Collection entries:

-- Opening Marker --

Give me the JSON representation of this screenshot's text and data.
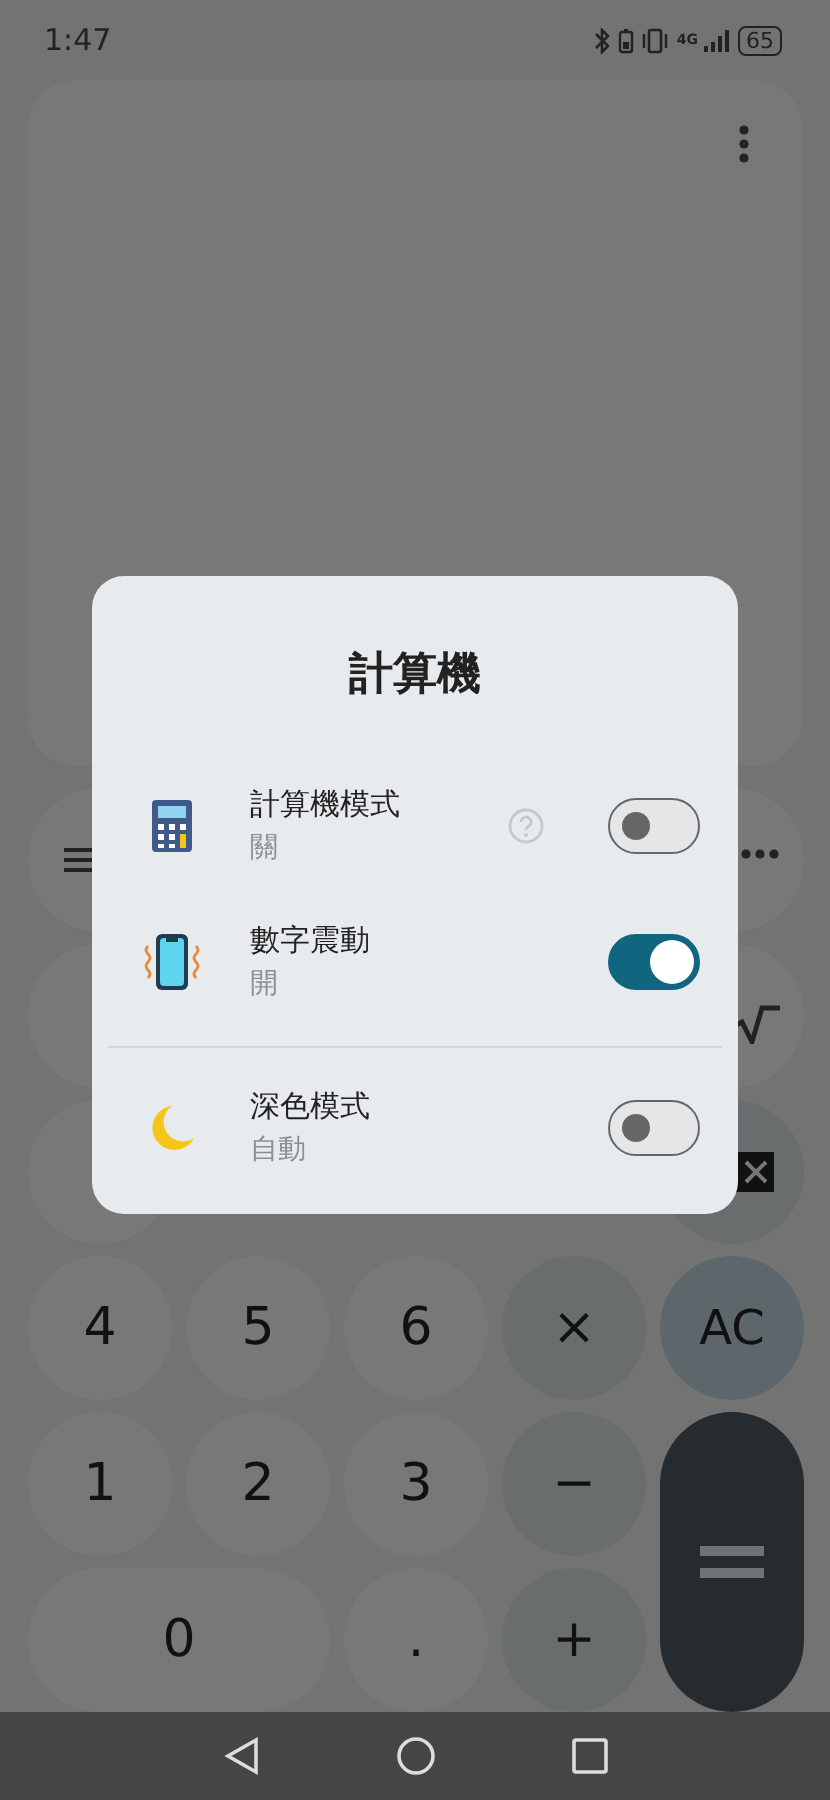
{
  "status_bar": {
    "time": "1:47",
    "network": "4G",
    "battery": "65"
  },
  "dialog": {
    "title": "計算機",
    "groups": [
      [
        {
          "kind": "calculator",
          "label": "計算機模式",
          "value": "關",
          "help": true,
          "on": false
        },
        {
          "kind": "vibration",
          "label": "數字震動",
          "value": "開",
          "help": false,
          "on": true
        }
      ],
      [
        {
          "kind": "theme",
          "label": "深色模式",
          "value": "自動",
          "help": false,
          "on": false
        }
      ]
    ]
  },
  "keypad": [
    {
      "kind": "menu"
    },
    {
      "kind": "more"
    },
    {
      "kind": "blank"
    },
    {
      "kind": "root"
    },
    {
      "kind": "blank"
    },
    {
      "kind": "backspace"
    },
    {
      "kind": "digit",
      "label": "4"
    },
    {
      "kind": "digit",
      "label": "5"
    },
    {
      "kind": "digit",
      "label": "6"
    },
    {
      "kind": "operator",
      "label": "×"
    },
    {
      "kind": "clear",
      "label": "AC"
    },
    {
      "kind": "digit",
      "label": "1"
    },
    {
      "kind": "digit",
      "label": "2"
    },
    {
      "kind": "digit",
      "label": "3"
    },
    {
      "kind": "operator",
      "label": "−"
    },
    {
      "kind": "equals"
    },
    {
      "kind": "zero",
      "label": "0"
    },
    {
      "kind": "digit",
      "label": "."
    },
    {
      "kind": "operator",
      "label": "+"
    }
  ]
}
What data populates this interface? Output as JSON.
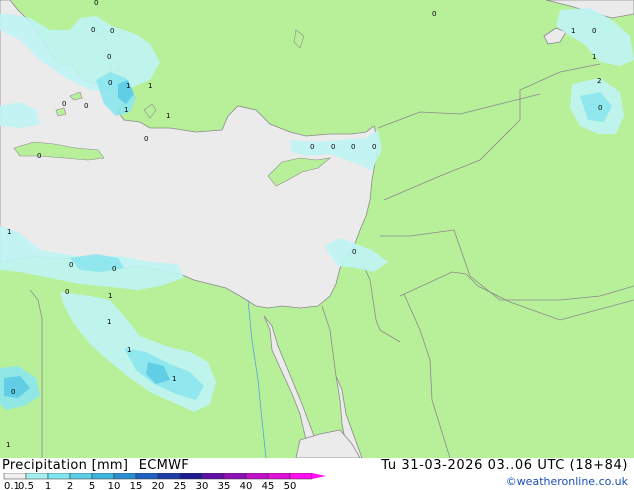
{
  "header": {
    "product": "Precipitation [mm]",
    "model": "ECMWF",
    "datetime": "Tu 31-03-2026 03..06 UTC (18+84)",
    "credit": "©weatheronline.co.uk"
  },
  "legend": {
    "values": [
      "0.1",
      "0.5",
      "1",
      "2",
      "5",
      "10",
      "15",
      "20",
      "25",
      "30",
      "35",
      "40",
      "45",
      "50"
    ],
    "colors": [
      "#f0f0f0",
      "#a4f0f0",
      "#7ee6f0",
      "#5ccfe6",
      "#3cb4dc",
      "#2c8ed0",
      "#2060c0",
      "#1c3ca8",
      "#1c1c90",
      "#6010a8",
      "#9010b8",
      "#c010c8",
      "#e010d8",
      "#ff10f0"
    ]
  },
  "colors": {
    "land": "#b8f09a",
    "sea": "#ebebeb",
    "border": "#8a8a8a",
    "precip_light": "#bff4f4",
    "precip_mid": "#8ce6ee",
    "precip_heavy": "#5ccbe4"
  },
  "map_labels": [
    "0",
    "0",
    "0",
    "0",
    "1",
    "1",
    "0",
    "0",
    "0",
    "0",
    "1",
    "1",
    "0",
    "0",
    "0",
    "0",
    "0",
    "0",
    "1",
    "0",
    "1",
    "2",
    "0",
    "1",
    "0",
    "0",
    "0",
    "1",
    "1",
    "1",
    "1",
    "0",
    "1",
    "0"
  ]
}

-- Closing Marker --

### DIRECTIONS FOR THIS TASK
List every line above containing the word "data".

### REPLY TO THE EXERCISE
Give me the JSON representation of this screenshot's text and data.
What data populates this interface? Output as JSON.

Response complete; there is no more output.